Since it is darn early in the outdoor season, you still have time to build mental tools for the end of the year when you want your best performances to come! Here are some ideas for specific problems that you might feel hold you back in competition.

Worrying about Spectators

               I did this a lot. I saw their attention as pressure. It’s not. It’s encouragement.

               A fix: Practice pretending that there are spectators! Invite people to practice who aren’t usually at practice. Even have them heckle you if you think it’ll help! Give yourself a scenario that involves visualizing a giant stadium and lots of noise, or a super intimate venue with people close to the runway if that’s what’s intimidating. Exercise your mind so you’re practicing putting up with that attention until it’s second nature.


Your Own Demons

               Maybe you have a hard time leaving your past failures there. It might haunt you that you didn’t throw far enough that one time, or multiple times! I’ve been there.
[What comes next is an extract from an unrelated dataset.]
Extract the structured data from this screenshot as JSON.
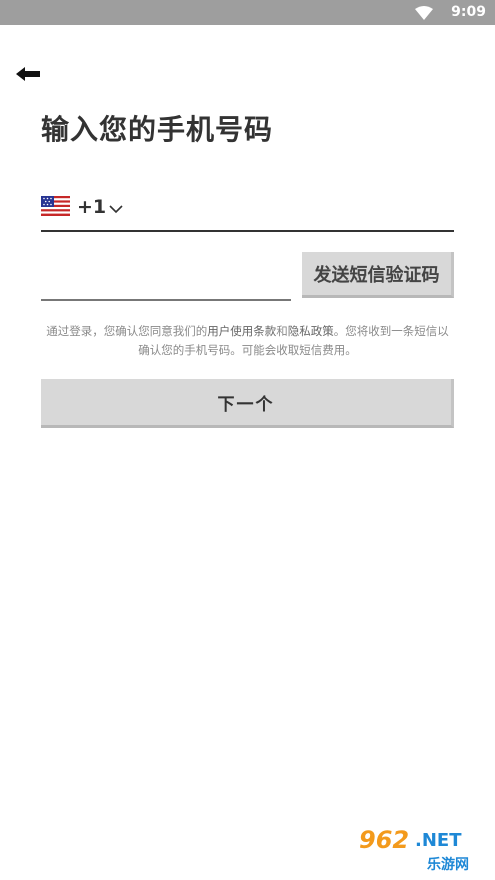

               A fix: Change something. It could be as simple as your breakfast routine, or some positive self-talk right when you wake up in the morning. Let yourself believe that that simple shift in your habits will permeate your life and lift you to success when you want it. One of mine is extra recovery and rolling-out stuff. Mobility work makes me feel fluid and relaxed and prepared, so keeping that habit going at big, important competitions reinforces that feeling, and success follows.
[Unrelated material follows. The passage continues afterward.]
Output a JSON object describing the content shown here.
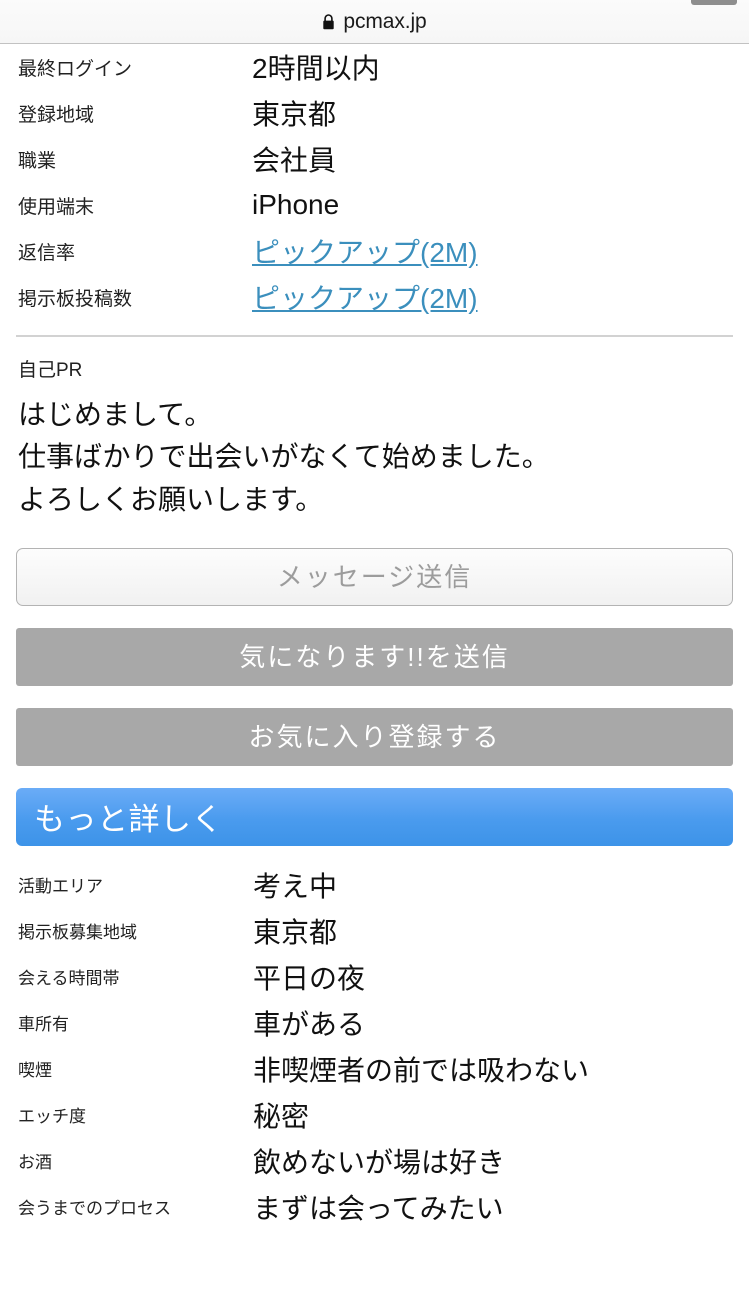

Getting Really Serious

               I watched other people get their game faces on and be celebrated for it, so I thought I needed to do that, too. Maybe that’s you (the serious person), but it’s not me. I need to relax and have a great time to throw far.

               A fix: Funny shows, hilarious podcasts on the bus to the competition, a book you love (but can put down in order to sleep haha). Bring a relaxed attitude to practice and then carry that over to competition! In 2015 (my first season after ACL surgery and without my knee brace), I knew I would be an absolute nervous wreck, so my former sports psychologist suggested I bring photos with me that made me really happy. I printed a bunch of pictures of Russ (this was pre-Madeline) that make me laugh, and they were perfect to flip through between throws to keep me relaxed.

A Particular Foe Vexes You

               There’s just that one person that either gets under your skin or seems to find some little extra gear to clip you at the end, repeatedly. It feels unfair and out of your control!

               A fix: Visualize your victory over this particular competitor in practice. Come up with detailed scenarios involving that one person that you can overcome in training, and lean on that practiced confidence in competition. “Sally is ahead of you by 15cm going into the fifth round. You haven’t executed X cue so far. Go.” “You improved by 20cm, but she passed you again by half a meter. Last chance.” Reinforce your technical cues within that framework instead of just relying on emotional energy (you can do both).

You Want to PR

               I GET IT. Unfortunately we can’t force these things. Focusing on distance alone tightens me up!

               A fix: Watch video of your PR if you have it. Identify the technical things that you did correctly. Remember in detail what happened and how you felt that day. What other things in life cause you to feel the same ways? What kinds of emotions run through you and how do you channel them when you throw far? Try to do things that illicit those emotions and that energy on the days of your competition. Pinpointing the technical stuff that went well allows you to focus on an actual technical goal in the midst of a meet instead of getting caught up in hoping for numbers. Then when everything comes together it’ll happen! I believe!!!!

Calm, positive, focused confidence. Practice it! Photo by  Jenny Mann  and  Above Ground Level Studios .

Calm, positive, focused confidence. Practice it! Photo by Jenny Mann and Above Ground Level Studios.

This has been blog one of this week, and both will cover your mindset going into competition. Blog two on the same subject will be a simple Q&A from Instagram questions I’ve gotten! So submit those or drop a comment below if there’s something you’re wondering about after reading above. Thanks!